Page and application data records

%%

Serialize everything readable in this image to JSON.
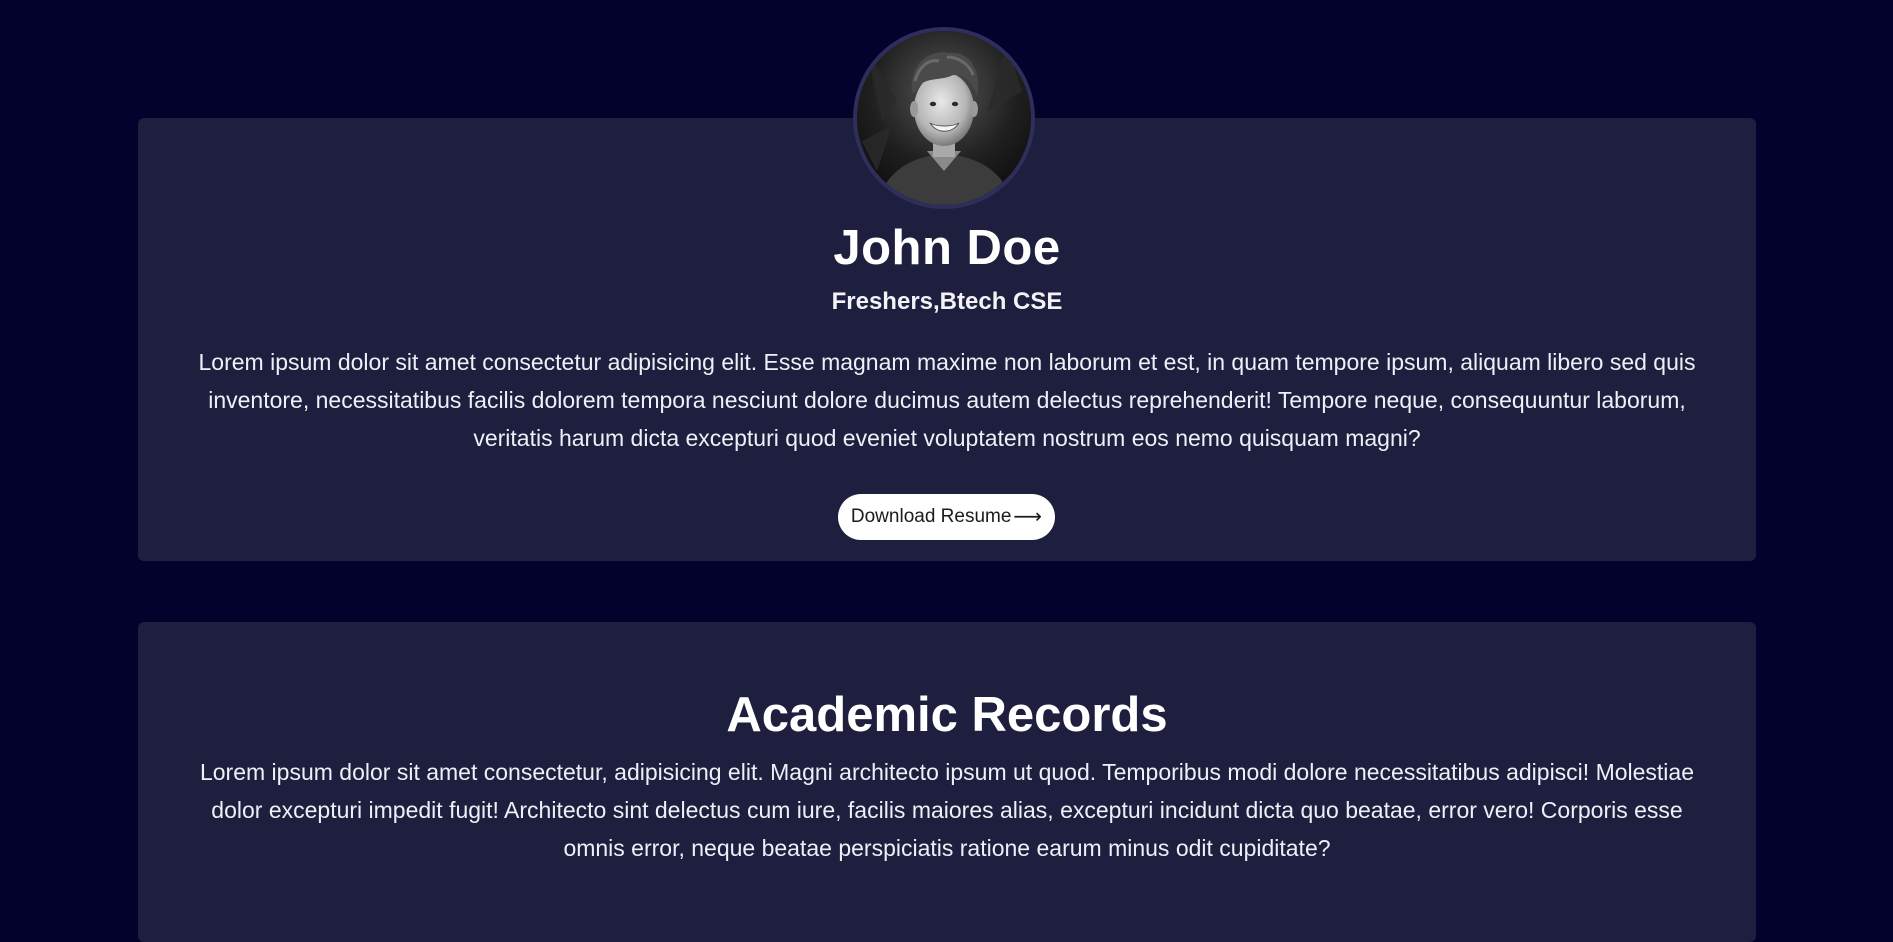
{
  "profile": {
    "name": "John Doe",
    "subtitle": "Freshers,Btech CSE",
    "bio": "Lorem ipsum dolor sit amet consectetur adipisicing elit. Esse magnam maxime non laborum et est, in quam tempore ipsum, aliquam libero sed quis inventore, necessitatibus facilis dolorem tempora nesciunt dolore ducimus autem delectus reprehenderit! Tempore neque, consequuntur laborum, veritatis harum dicta excepturi quod eveniet voluptatem nostrum eos nemo quisquam magni?",
    "resume_button_label": "Download Resume",
    "resume_button_icon": "arrow-right-icon",
    "avatar_icon": "profile-photo"
  },
  "academic": {
    "title": "Academic Records",
    "text": "Lorem ipsum dolor sit amet consectetur, adipisicing elit. Magni architecto ipsum ut quod. Temporibus modi dolore necessitatibus adipisci! Molestiae dolor excepturi impedit fugit! Architecto sint delectus cum iure, facilis maiores alias, excepturi incidunt dicta quo beatae, error vero! Corporis esse omnis error, neque beatae perspiciatis ratione earum minus odit cupiditate?"
  },
  "colors": {
    "page_background": "#03022c",
    "card_background": "#1e1f3e",
    "avatar_border": "#2f2d5c",
    "button_background": "#ffffff",
    "text": "#ffffff"
  }
}
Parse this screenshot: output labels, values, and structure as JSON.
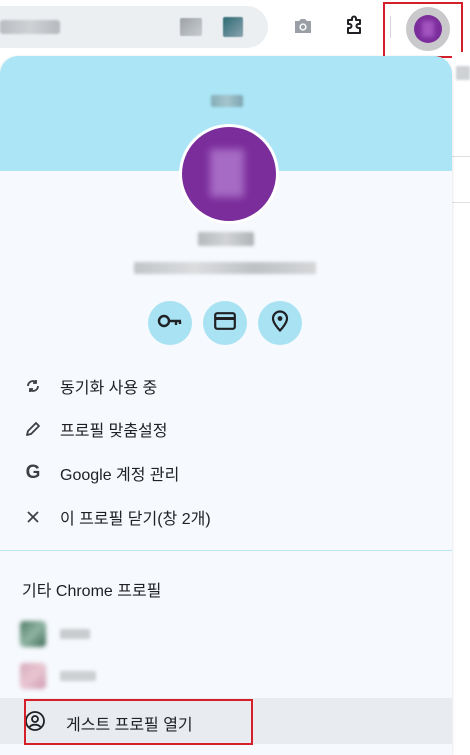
{
  "toolbar": {
    "icons": [
      "camera-icon",
      "extensions-puzzle-icon"
    ],
    "avatar_color": "#7b2d9b"
  },
  "profile_panel": {
    "banner_color": "#abe5f6",
    "avatar_color": "#7b2d9b",
    "quick_actions": [
      "password-key-icon",
      "payment-card-icon",
      "location-pin-icon"
    ],
    "menu": [
      {
        "icon": "sync-icon",
        "label": "동기화 사용 중"
      },
      {
        "icon": "pencil-icon",
        "label": "프로필 맞춤설정"
      },
      {
        "icon": "google-g-icon",
        "label": "Google 계정 관리"
      },
      {
        "icon": "close-icon",
        "label": "이 프로필 닫기(창 2개)"
      }
    ],
    "other_profiles_title": "기타 Chrome 프로필",
    "guest_label": "게스트 프로필 열기"
  },
  "colors": {
    "highlight": "#d3202a",
    "accent_circle": "#a9e3f3"
  }
}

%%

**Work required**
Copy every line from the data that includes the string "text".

**Task answer**
    "text": "Lorem ipsum dolor sit amet consectetur, adipisicing elit. Magni architecto ipsum ut quod. Temporibus modi dolore necessitatibus adipisci! Molestiae dolor excepturi impedit fugit! Architecto sint delectus cum iure, facilis maiores alias, excepturi incidunt dicta quo beatae, error vero! Corporis esse omnis error, neque beatae perspiciatis ratione earum minus odit cupiditate?"
    "text": "#ffffff"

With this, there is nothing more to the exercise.